Sharps Aren’t Afraid of Action
One of the great misperceptions about professional sports bettors is that they're very picky about choosing games to bet on. Everybody knows that squares (the general public) usually bet too many games. But, just because sharps (pros) are "opposite" of squares doesn't mean that sharps don't bet a lot of games too.
Sharps bet every edge they can find! The pickiness comes regarding "big" bets. Sharps invest whenever they believe they have an edge, but they only place really big bets when the size of their edge is at its biggest.
Think about it this way. Oddsmakers post opening lines, and the numbers start moving. The public isn't ready to fire when odds go up. They're not watching the screens on their computers, or even aware of the general timing. Sharps are alert to openers, and shape them immediately. Early line movement comes from sharps betting a lot of games, not being picky.
And, at the end of the cycle, after the public has been lining up on the same favorites throughout a betting window (particularly in college and pro football), sharps will pick off numbers that moved too far all over the board. Again, that's A LOT OF GAMES. The nature of how sharps look for value forces them to be on a lot of games.

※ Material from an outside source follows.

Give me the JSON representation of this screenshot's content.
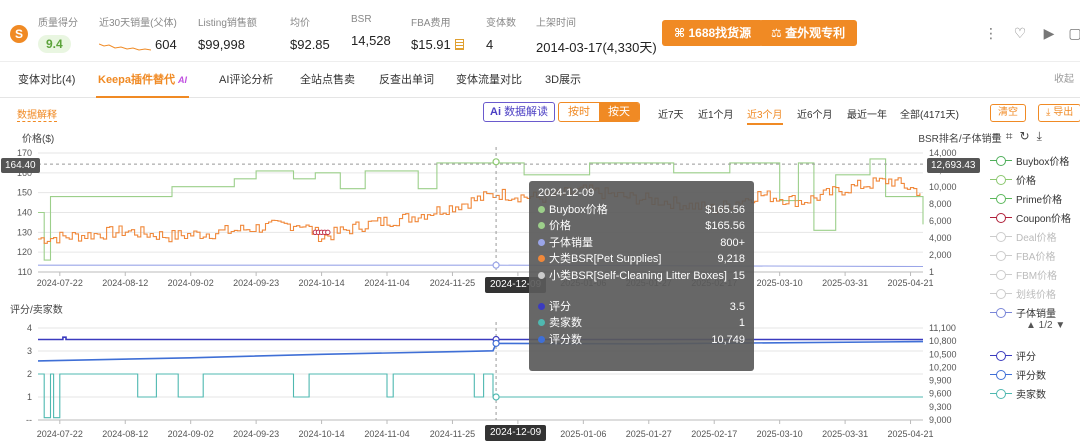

Sharps will often find themselves on both sides in the same game...maybe laying the favorite at -3 on the opener, but coming back on the underdog at +6 just before kickoff. To be clear, they weren't thinking about "shooting a middle" there. Maybe they graded the game at 4.5...and both bets made sense at the time each edge of the middle became available. Squares (the public) dream about hitting middles. Sharps end up being positioned that way as a side effect of how they bet.
My goal with these articles is to help you think like a sharp and bet like a sharp. This is one area where I'm a bit concerned...because that would mean asking you to bet MORE games. Are you ready for that? My best advice is this.
*Think about making more SMALLER bets, and fewer big bets. If you're like most bettors, you're too tempted to see something as a "sure thing" when it's not. You may have heard about a soccer bettor who risked $130,000 to win $20,000 in Las Vegas that Germany would beat South Korea the other day. Even THAT big a favorite isn't a sure thing to win straight up. On a busy football day, you might have five big bets (and a bunch of parlays using those same bets, inviting disaster if you lose a few); while sharps might have 15 smaller bets. The Wise Guys aren't reckless "degenerates" chasing a thrill. They're responsibly betting a lot of little edges (and not parlaying anything!)
*Think about "timing" your bets better than you currently do. Don't be one of those guys who's "see the line, bet the line" whenever you show up at a sports book or turn on your computer. Try to be ready for the openers so you can pick off soft lines. Stick around until just before kickoff so you can buy back against games that moved too much from public enthusiasm.
*Cut down on the number of favorites you bet, and stop being so timid about backing underdogs. It's not true that sharps bet "only" underdogs...as some pundits will tell you. But, they do bet favorites early and underdogs late. If you were honest with yourself, you'd admit that you bet too many favorites...you're betting them after the lines have already moved against you...and you're sticking them in too many parlays hoping to hit a jackpot. Sharps get the best of line moves. Squares take the worst of them.
*Be smarter about establishing a bankroll and betting within your means. Too many bettors just kind of "imagine" a bankroll and bet on their mood. Sharps aren't all quants. But, they are good with numbers, and good with money. Maybe they learned the hard way by trial and error. Maybe they planned everything out to the nth degree in advance. But, they're SMART with money. Whatever your background and experience, you would be better served by being smarter with your money than you are right now.
It may not be your nature to chip away at a challenge hoping to grind out success. You want to swing for the fences every time at the plate. Sharps only do that on the occasional hanging curve ball. Most of life for a sharp is placing small size bets (compared to the size of his overall bankroll) that add up to profit over time, and "compound" to larger profits as the bankroll increases. Remember that oddsmakers do a good enough job of posting openers that few hanging curveballs will be coming your way. Put the ball in play. Day by day and week by week.